# Exercise details:
From the listing below, copy each line that contains the word "heading".

# Exercise material:
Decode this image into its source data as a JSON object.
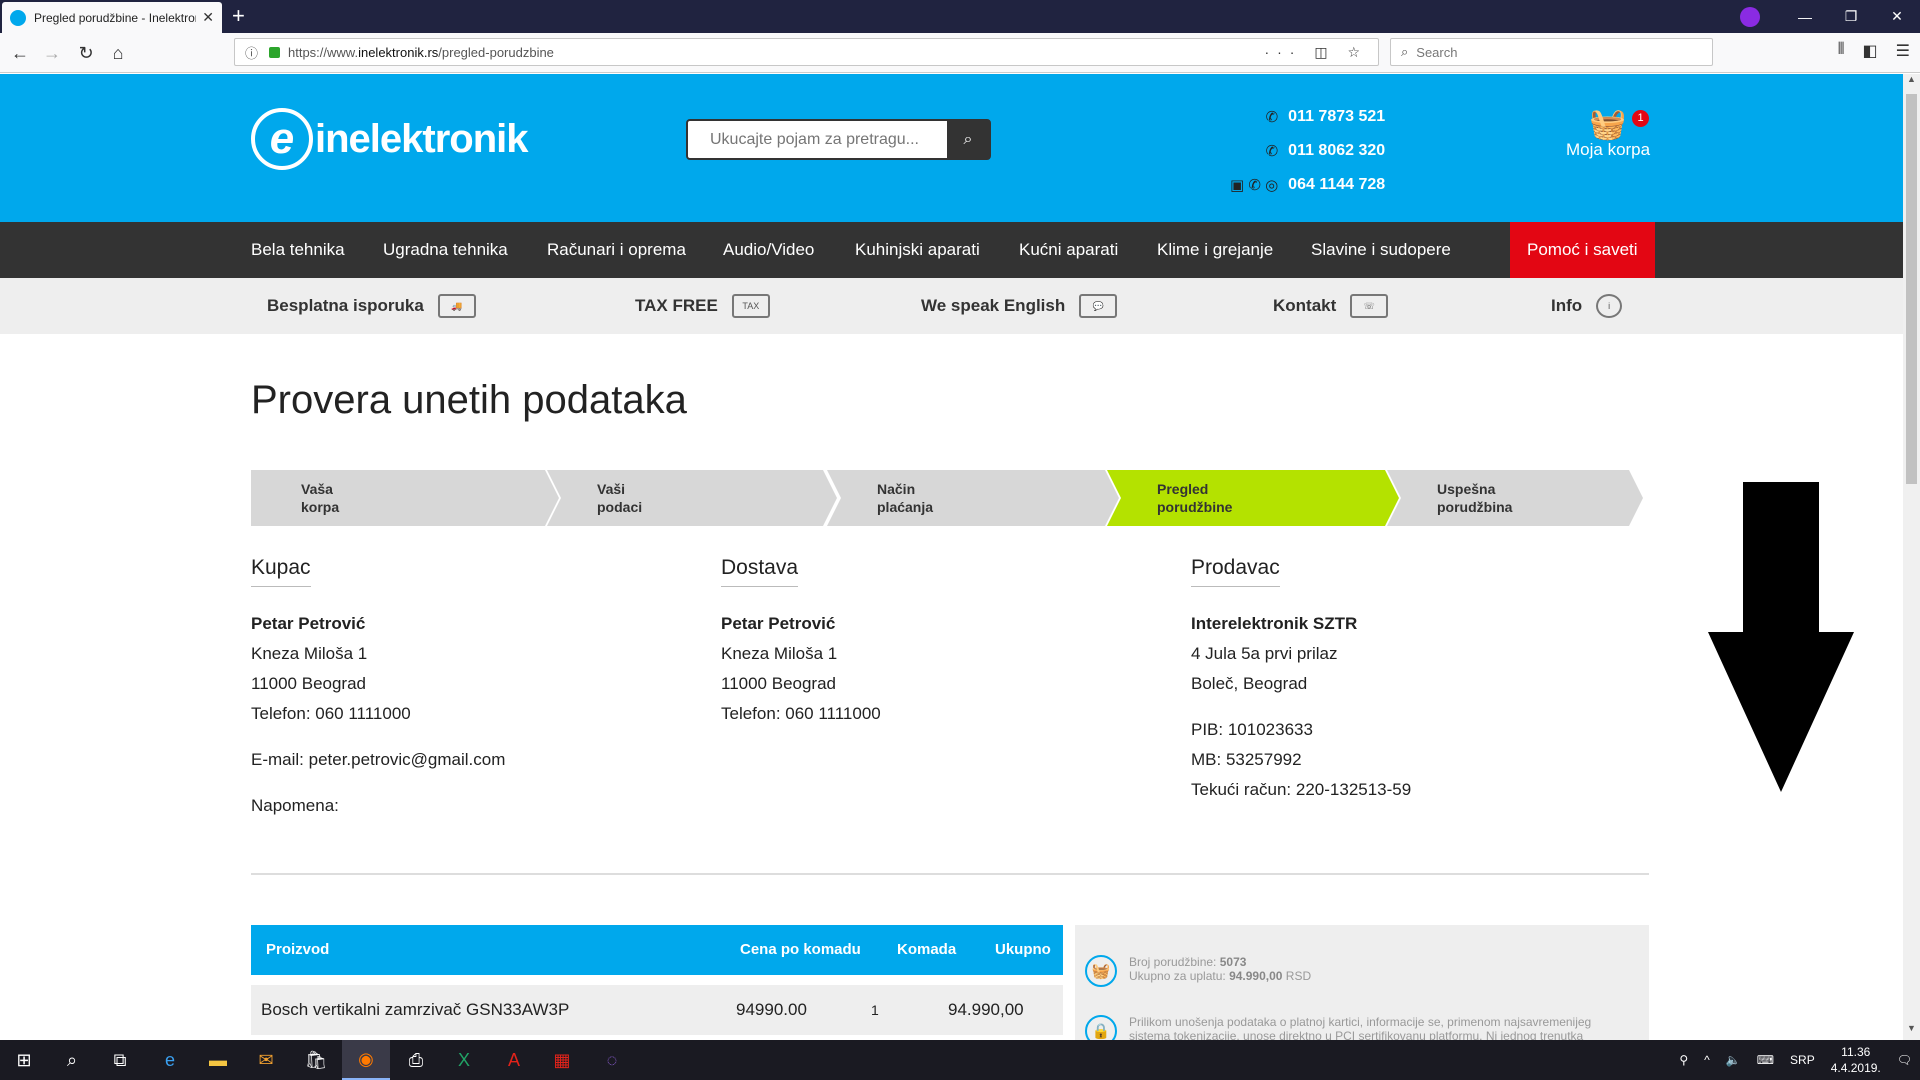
{
  "browser": {
    "tab_title": "Pregled porudžbine - Inelektronik",
    "url_prefix": "https://www.",
    "url_domain": "inelektronik.rs",
    "url_path": "/pregled-porudzbine",
    "search_placeholder": "Search"
  },
  "header": {
    "logo_text": "inelektronik",
    "search_placeholder": "Ukucajte pojam za pretragu...",
    "phones": [
      "011 7873 521",
      "011 8062 320",
      "064 1144 728"
    ],
    "cart_label": "Moja korpa",
    "cart_count": "1"
  },
  "nav": {
    "items": [
      "Bela tehnika",
      "Ugradna tehnika",
      "Računari i oprema",
      "Audio/Video",
      "Kuhinjski aparati",
      "Kućni aparati",
      "Klime i grejanje",
      "Slavine i sudopere"
    ],
    "help": "Pomoć i saveti"
  },
  "infobar": {
    "items": [
      "Besplatna isporuka",
      "TAX FREE",
      "We speak English",
      "Kontakt",
      "Info"
    ]
  },
  "page": {
    "title": "Provera unetih podataka"
  },
  "steps": [
    {
      "line1": "Vaša",
      "line2": "korpa"
    },
    {
      "line1": "Vaši",
      "line2": "podaci"
    },
    {
      "line1": "Način",
      "line2": "plaćanja"
    },
    {
      "line1": "Pregled",
      "line2": "porudžbine"
    },
    {
      "line1": "Uspešna",
      "line2": "porudžbina"
    }
  ],
  "customer": {
    "heading": "Kupac",
    "name": "Petar Petrović",
    "street": "Kneza Miloša 1",
    "city": "11000 Beograd",
    "phone": "Telefon: 060 1111000",
    "email": "E-mail: peter.petrovic@gmail.com",
    "note": "Napomena:"
  },
  "delivery": {
    "heading": "Dostava",
    "name": "Petar Petrović",
    "street": "Kneza Miloša 1",
    "city": "11000 Beograd",
    "phone": "Telefon: 060 1111000"
  },
  "seller": {
    "heading": "Prodavac",
    "name": "Interelektronik SZTR",
    "street": "4 Jula 5a prvi prilaz",
    "city": "Boleč, Beograd",
    "pib": "PIB: 101023633",
    "mb": "MB: 53257992",
    "account": "Tekući račun: 220-132513-59"
  },
  "order_table": {
    "headers": [
      "Proizvod",
      "Cena po komadu",
      "Komada",
      "Ukupno"
    ],
    "rows": [
      {
        "product": "Bosch vertikalni zamrzivač GSN33AW3P",
        "price": "94990.00",
        "qty": "1",
        "total": "94.990,00 RSD"
      }
    ]
  },
  "summary": {
    "order_label": "Broj porudžbine: ",
    "order_number": "5073",
    "total_label": "Ukupno za uplatu: ",
    "total_value": "94.990,00",
    "total_currency": " RSD",
    "security_line1": "Prilikom unošenja podataka o platnoj kartici, informacije se, primenom najsavremenijeg",
    "security_line2": "sistema tokenizacije, unose direktno u PCI sertifikovanu platformu. Ni jednog trenutka"
  },
  "taskbar": {
    "lang": "SRP",
    "time": "11.36",
    "date": "4.4.2019."
  },
  "colors": {
    "brand_blue": "#00a8ec",
    "nav_dark": "#333333",
    "help_red": "#e30613",
    "active_step": "#b4e200"
  }
}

# Exercise result:
    "heading": "Kupac",
    "heading": "Dostava",
    "heading": "Prodavac",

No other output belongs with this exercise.